Walking to school provides children the opportunity to exercise, experience their neighborhood and connect with friends. Some studies have suggested that there's a link between physical activities and increased academic performance.
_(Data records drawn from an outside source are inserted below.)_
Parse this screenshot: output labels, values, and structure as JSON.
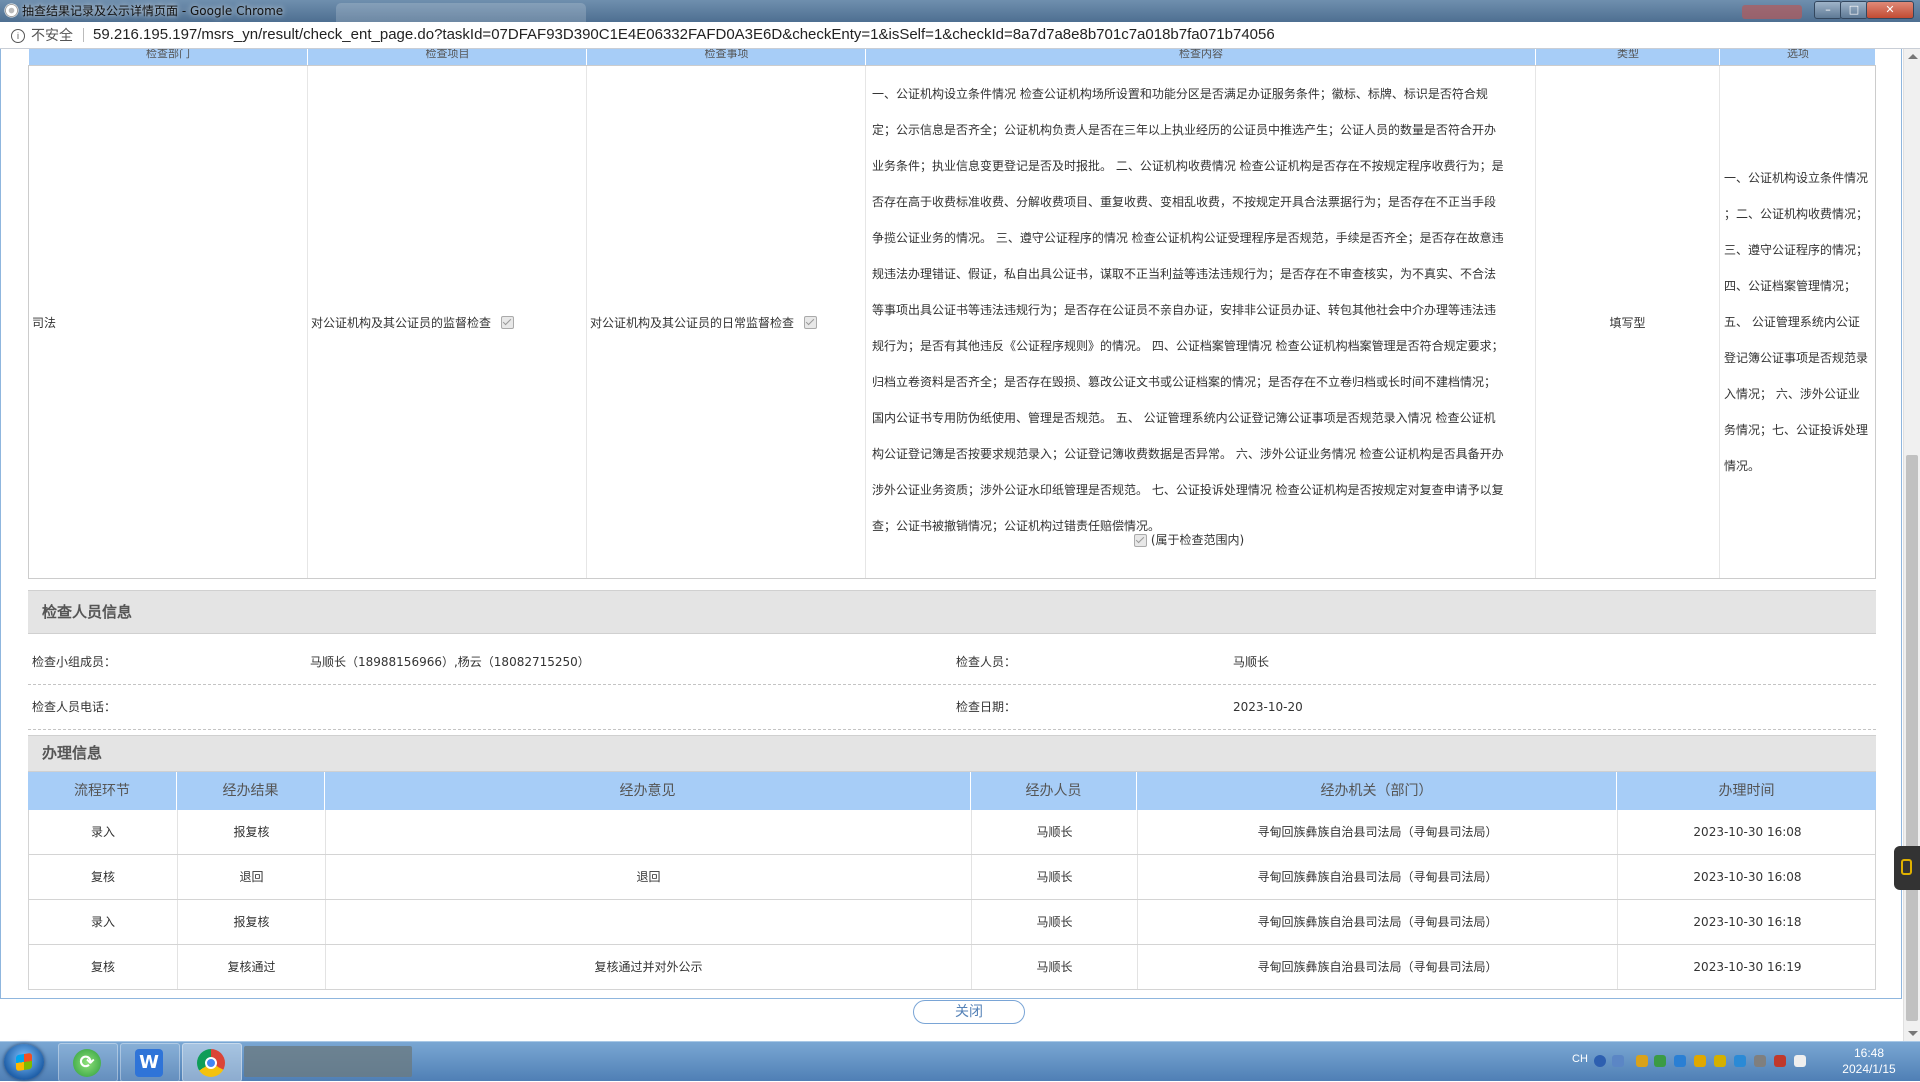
{
  "window": {
    "title": "抽查结果记录及公示详情页面 - Google Chrome"
  },
  "address_bar": {
    "security_label": "不安全",
    "url": "59.216.195.197/msrs_yn/result/check_ent_page.do?taskId=07DFAF93D390C1E4E06332FAFD0A3E6D&checkEnty=1&isSelf=1&checkId=8a7d7a8e8b701c7a018b7fa071b74056"
  },
  "header_band": {
    "columns": [
      "检查部门",
      "检查项目",
      "检查事项",
      "检查内容",
      "类型",
      "选项"
    ]
  },
  "check_table": {
    "department": "司法",
    "item": "对公证机构及其公证员的监督检查",
    "matter": "对公证机构及其公证员的日常监督检查",
    "content": "一、公证机构设立条件情况 检查公证机构场所设置和功能分区是否满足办证服务条件；徽标、标牌、标识是否符合规定；公示信息是否齐全；公证机构负责人是否在三年以上执业经历的公证员中推选产生；公证人员的数量是否符合开办业务条件；执业信息变更登记是否及时报批。 二、公证机构收费情况 检查公证机构是否存在不按规定程序收费行为；是否存在高于收费标准收费、分解收费项目、重复收费、变相乱收费，不按规定开具合法票据行为；是否存在不正当手段争揽公证业务的情况。 三、遵守公证程序的情况 检查公证机构公证受理程序是否规范，手续是否齐全；是否存在故意违规违法办理错证、假证，私自出具公证书，谋取不正当利益等违法违规行为；是否存在不审查核实，为不真实、不合法等事项出具公证书等违法违规行为；是否存在公证员不亲自办证，安排非公证员办证、转包其他社会中介办理等违法违规行为；是否有其他违反《公证程序规则》的情况。 四、公证档案管理情况 检查公证机构档案管理是否符合规定要求；归档立卷资料是否齐全；是否存在毁损、篡改公证文书或公证档案的情况；是否存在不立卷归档或长时间不建档情况；国内公证书专用防伪纸使用、管理是否规范。 五、 公证管理系统内公证登记簿公证事项是否规范录入情况 检查公证机构公证登记簿是否按要求规范录入；公证登记簿收费数据是否异常。 六、涉外公证业务情况 检查公证机构是否具备开办涉外公证业务资质；涉外公证水印纸管理是否规范。 七、公证投诉处理情况 检查公证机构是否按规定对复查申请予以复查；公证书被撤销情况；公证机构过错责任赔偿情况。",
    "scope_label": "(属于检查范围内)",
    "type": "填写型",
    "options": "一、公证机构设立条件情况 ；二、公证机构收费情况；三、遵守公证程序的情况； 四、公证档案管理情况； 五、 公证管理系统内公证登记簿公证事项是否规范录入情况； 六、涉外公证业务情况；七、公证投诉处理情况。"
  },
  "inspector_section": {
    "title": "检查人员信息",
    "team_label": "检查小组成员：",
    "team_value": "马顺长（18988156966）,杨云（18082715250）",
    "inspector_label": "检查人员：",
    "inspector_value": "马顺长",
    "phone_label": "检查人员电话：",
    "phone_value": "",
    "date_label": "检查日期：",
    "date_value": "2023-10-20"
  },
  "process_section": {
    "title": "办理信息",
    "columns": [
      "流程环节",
      "经办结果",
      "经办意见",
      "经办人员",
      "经办机关（部门）",
      "办理时间"
    ],
    "rows": [
      [
        "录入",
        "报复核",
        "",
        "马顺长",
        "寻甸回族彝族自治县司法局（寻甸县司法局）",
        "2023-10-30 16:08"
      ],
      [
        "复核",
        "退回",
        "退回",
        "马顺长",
        "寻甸回族彝族自治县司法局（寻甸县司法局）",
        "2023-10-30 16:08"
      ],
      [
        "录入",
        "报复核",
        "",
        "马顺长",
        "寻甸回族彝族自治县司法局（寻甸县司法局）",
        "2023-10-30 16:18"
      ],
      [
        "复核",
        "复核通过",
        "复核通过并对外公示",
        "马顺长",
        "寻甸回族彝族自治县司法局（寻甸县司法局）",
        "2023-10-30 16:19"
      ]
    ]
  },
  "footer": {
    "close_label": "关闭"
  },
  "taskbar": {
    "wps_glyph": "W",
    "ime": "CH",
    "time": "16:48",
    "date": "2024/1/15"
  }
}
When Drea Echard started kindergarten last year, her mom made a point of walking to school to drop her off and pick her up. Walking back and forth to South Elementary School in Lancaster gave them time to talk, enjoy the fresh air and get a bit of exercise, said Katie Echard. Drea, now 6, loves walking, her mom said. "We'd talk about her day, and what she did. What she's excited about. What was happening the rest of the day," Echard said. "I like spending that time together." It's a pattern that the Lancaster City School District promotes. The district has worked with other local officials in recent years to encourage families to walk to school. In 2010, five elementary schools participated in Green Ribbon Month, an effort to raise awareness among motorists about the safety needs of kids walking and biking to school, said Lauren Marchetti, director of the National Center for Safe Routes to School. The center works to help schools and communities make their neighborhoods more walkable. They try to help parents overcome their worries about safety issues. "The fear of traffic is almost a self-fulfilling worry," Marchetti said. "As more parents are driving, more parents become convinced that there's too much traffic." She hopes efforts to get children to walk to school will be aided by communities' growing concerns about childhood obesity. As parents realize the need for children to be more active, Marchetti hopes more will turn to walking to school. "A lifetime of being physically active can begin in a walk to school," she said. Walking to school provides children the opportunity to exercise, experience their neighborhood and connect with friends, she said. Some studies have suggested that there's a link between physical activities and increased academic performance, she said. Robin Cather, principal of South Elementary School notices a difference between walkers and bus riders. Walkers seem to enjoy the social aspect of connecting with their friends on the way to school, she said. Children who have been on the bus are often "already tired" when they get to school, Cather said, while children who walk to school "seem to arrive excited to be here."